Church exists in culture and is populated by fallible humans and God is not up in heaven, expecting us to know stuff we haven’t yet learned. Just like you wouldn’t give your hungry child a stone, you wouldn’t expect your kindergartner to do calculus.
God knows we are bound by the traditions of our faith. We need them because they provide us with a sense of belonging and continuity, but they are for us. God doesn’t need to see us all line up in the sanctuary to share bread and juice. God knows God’s place in the universe and our reminders don’t make God more secure or more content. God is not in the ritual, nor does participating in such ceremonies give us special access to the presence of the divine. God is God, God is love, and God is everywhere. The rituals of worship, communion, foot washing, baptism, and all the rest exist because we have wild monkey minds. We need gestures of the body and practices of the mind to help us show up for our relationships with God and each other.
God is not the rituals. God is God, and God won’t change.
But everything else might change. God might make into us something entirely new. God does not need our protection and God is not afraid. God is doing what God has always done: pursuing us. How do we keep Millennials (and others) in the church? Simple. We follow Jesus. We do not attract new people; Jesus does that. We are not transforming ourselves; Jesus is doing that. We are not creating church; we are the church that Jesus built and is continually rebuilding.
So we follow. We pray. We practice togetherness (talk, argue, shout, share, cry, lament, laugh, sing, teach, learn, and kiss the wee babes) in ways old and new. We experiment. We unclench our fists (my church, my traditions, my faith) and look around. We invite and we include, and when we screw up we say so. When church disappoints us we speak out, and when we see the church disappoint others we sit up and take notice, and we go to that place and search for Jesus and share the love that God has lavished upon us. We revisit Micah 6:8 until it is engraved upon us.
He has told you, O mortal, what is good;
and what does the Lord require of you
but to do justice, and to love kindness,
and to walk humbly with your God?
So simple, but we resist. I will be the shiniest table! Make of me a beautiful table, Oh God! Hush and follow, says God. I will make of you. I will do with you. I promise.
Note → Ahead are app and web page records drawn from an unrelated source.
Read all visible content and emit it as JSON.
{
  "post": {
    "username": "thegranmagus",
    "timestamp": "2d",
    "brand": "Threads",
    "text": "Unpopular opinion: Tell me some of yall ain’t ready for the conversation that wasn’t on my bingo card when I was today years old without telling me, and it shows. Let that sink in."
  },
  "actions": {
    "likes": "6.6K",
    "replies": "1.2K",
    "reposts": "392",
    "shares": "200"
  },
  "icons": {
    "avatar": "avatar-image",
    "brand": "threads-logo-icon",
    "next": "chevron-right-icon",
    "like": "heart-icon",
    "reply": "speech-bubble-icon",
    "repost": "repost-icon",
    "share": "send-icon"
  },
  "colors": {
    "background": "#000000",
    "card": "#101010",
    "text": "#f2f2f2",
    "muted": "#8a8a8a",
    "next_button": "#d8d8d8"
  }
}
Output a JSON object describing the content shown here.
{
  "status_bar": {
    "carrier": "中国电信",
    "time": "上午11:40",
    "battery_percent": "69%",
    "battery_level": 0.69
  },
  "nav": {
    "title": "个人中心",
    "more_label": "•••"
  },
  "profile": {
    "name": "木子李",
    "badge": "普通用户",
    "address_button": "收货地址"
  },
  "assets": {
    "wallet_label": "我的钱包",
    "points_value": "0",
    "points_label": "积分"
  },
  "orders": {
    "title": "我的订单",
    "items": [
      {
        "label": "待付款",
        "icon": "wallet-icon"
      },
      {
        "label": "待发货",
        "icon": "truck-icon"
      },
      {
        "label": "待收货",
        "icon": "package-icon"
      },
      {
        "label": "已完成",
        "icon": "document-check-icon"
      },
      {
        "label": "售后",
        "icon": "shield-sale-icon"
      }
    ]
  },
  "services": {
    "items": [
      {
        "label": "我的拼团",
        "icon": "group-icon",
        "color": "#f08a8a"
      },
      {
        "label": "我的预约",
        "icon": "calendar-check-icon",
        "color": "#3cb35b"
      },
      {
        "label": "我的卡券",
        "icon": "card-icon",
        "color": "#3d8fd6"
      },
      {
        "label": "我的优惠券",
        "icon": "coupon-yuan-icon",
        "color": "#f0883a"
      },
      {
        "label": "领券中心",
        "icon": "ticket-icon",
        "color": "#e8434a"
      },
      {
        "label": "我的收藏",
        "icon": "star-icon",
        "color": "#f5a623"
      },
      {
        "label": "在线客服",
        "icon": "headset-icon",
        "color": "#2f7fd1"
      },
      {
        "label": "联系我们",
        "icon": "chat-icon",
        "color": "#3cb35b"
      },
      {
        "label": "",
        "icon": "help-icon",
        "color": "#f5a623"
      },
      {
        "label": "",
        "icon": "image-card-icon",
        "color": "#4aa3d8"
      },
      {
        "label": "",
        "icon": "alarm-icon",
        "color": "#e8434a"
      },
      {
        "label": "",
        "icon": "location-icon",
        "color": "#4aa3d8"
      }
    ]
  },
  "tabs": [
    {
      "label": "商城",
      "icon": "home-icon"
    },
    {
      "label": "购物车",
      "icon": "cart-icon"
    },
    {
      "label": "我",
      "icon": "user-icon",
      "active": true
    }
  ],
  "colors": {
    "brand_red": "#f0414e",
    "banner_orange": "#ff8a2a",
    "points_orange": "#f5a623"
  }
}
We meditate upon Galations 5:1, which says, “For freedom Christ has set us free. Stand firm, therefore, and do not submit again to a yoke of slavery.” We have not been set free in Christ to build institutions or to “win souls for Christ” or to do anything. We have not been set free to follow rules, and we most certainly have not been set free so that we might hit people in the head with our bibles in the name of Christ.
Glorious, wild, extravagant freedom, a gift, given freely. God does not seek our slavish devotion to rules, but our exuberant devotion to the person of God and the way of Jesus. We walk together, with God, and with one another, and the walking is the thing we are doing, and God is unrolling history as we walk.
God does not need our protection and God is not afraid. God is doing what God has always done: pursuing us, God’s own, God’s beloved.
Let’s let God catch us.
All Bible verses are from the New Revised Standard Version.